The former College Humor exec said sports programming, both live and documentary-based, would become integral to Watch. He highlighted forthcoming documentary series Tom vs. Time, following NFL quarterback Tom Brady.
On Tuesday (16 January), the platform launched 12-episode WWE show Mixed Match Challenge – a single-elimination mixed tag-team tournament in which fans can interact with the wrestlers using Facebook.
“Sports have dedicated and passionate fan bases and align well with the type of content we want to do,” said Van Veen.
The exec added that the video platform, which is currently available only to a select group of US Facebook users, was hunting scripted and unscripted projects that will spark conversations on the platform.
Van Veen highlighted Kerry Washington-exec produced teen drama Five Points, following students at a Chicago high school, as an example of a show that plays to its strengths. He added that hour-long prestige dramas were not of interest.

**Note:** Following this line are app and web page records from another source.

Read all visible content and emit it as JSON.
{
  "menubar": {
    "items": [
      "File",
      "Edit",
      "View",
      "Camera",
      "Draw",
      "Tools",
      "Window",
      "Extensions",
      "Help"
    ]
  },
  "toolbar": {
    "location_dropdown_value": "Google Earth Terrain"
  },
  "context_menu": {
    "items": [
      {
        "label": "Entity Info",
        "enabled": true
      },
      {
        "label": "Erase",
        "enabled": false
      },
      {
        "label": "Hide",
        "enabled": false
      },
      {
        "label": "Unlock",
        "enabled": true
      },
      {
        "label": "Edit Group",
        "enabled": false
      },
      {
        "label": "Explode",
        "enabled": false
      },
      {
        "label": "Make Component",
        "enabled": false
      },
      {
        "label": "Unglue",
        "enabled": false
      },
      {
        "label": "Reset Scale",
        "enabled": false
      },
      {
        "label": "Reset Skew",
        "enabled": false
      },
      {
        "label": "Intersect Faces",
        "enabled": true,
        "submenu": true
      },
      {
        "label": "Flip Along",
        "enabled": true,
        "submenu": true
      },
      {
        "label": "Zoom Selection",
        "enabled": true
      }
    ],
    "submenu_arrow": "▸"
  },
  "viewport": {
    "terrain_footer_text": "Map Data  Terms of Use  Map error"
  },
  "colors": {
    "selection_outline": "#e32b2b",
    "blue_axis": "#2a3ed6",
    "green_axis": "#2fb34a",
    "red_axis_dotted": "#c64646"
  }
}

“Facebook allows conversation to continue after the episode airs,” he said. “Besides slapping a public service announcement at the end of a show, we can say, ‘If you know someone who’s suicidal, join this group because we are going to have an expert here talking about it.’”
Van Veen also noted Skam as a prime example of a drama that will lend itself to Facebook’s internal systems, such as Messenger.
The platform bought international rights to the hit Norwegian teen drama, which is told on social media in real time, last autumn. It will be produced by Simon Fuller’s XIX Entertainment.
The exec said he was keen for “extensions” of the Skam concept, such as The Bachelor-style dating shows that could capture a conversation between two contestants over Messenger.
Van Veen also said that Instagram was a “great driver of traffic” to Facebook, and he is working out a way to set up direct Watch links from the photo and video messaging app.
“Instagram is a great recruiting tool because a lot of the people we are casting have huge followings,” said Van Veen.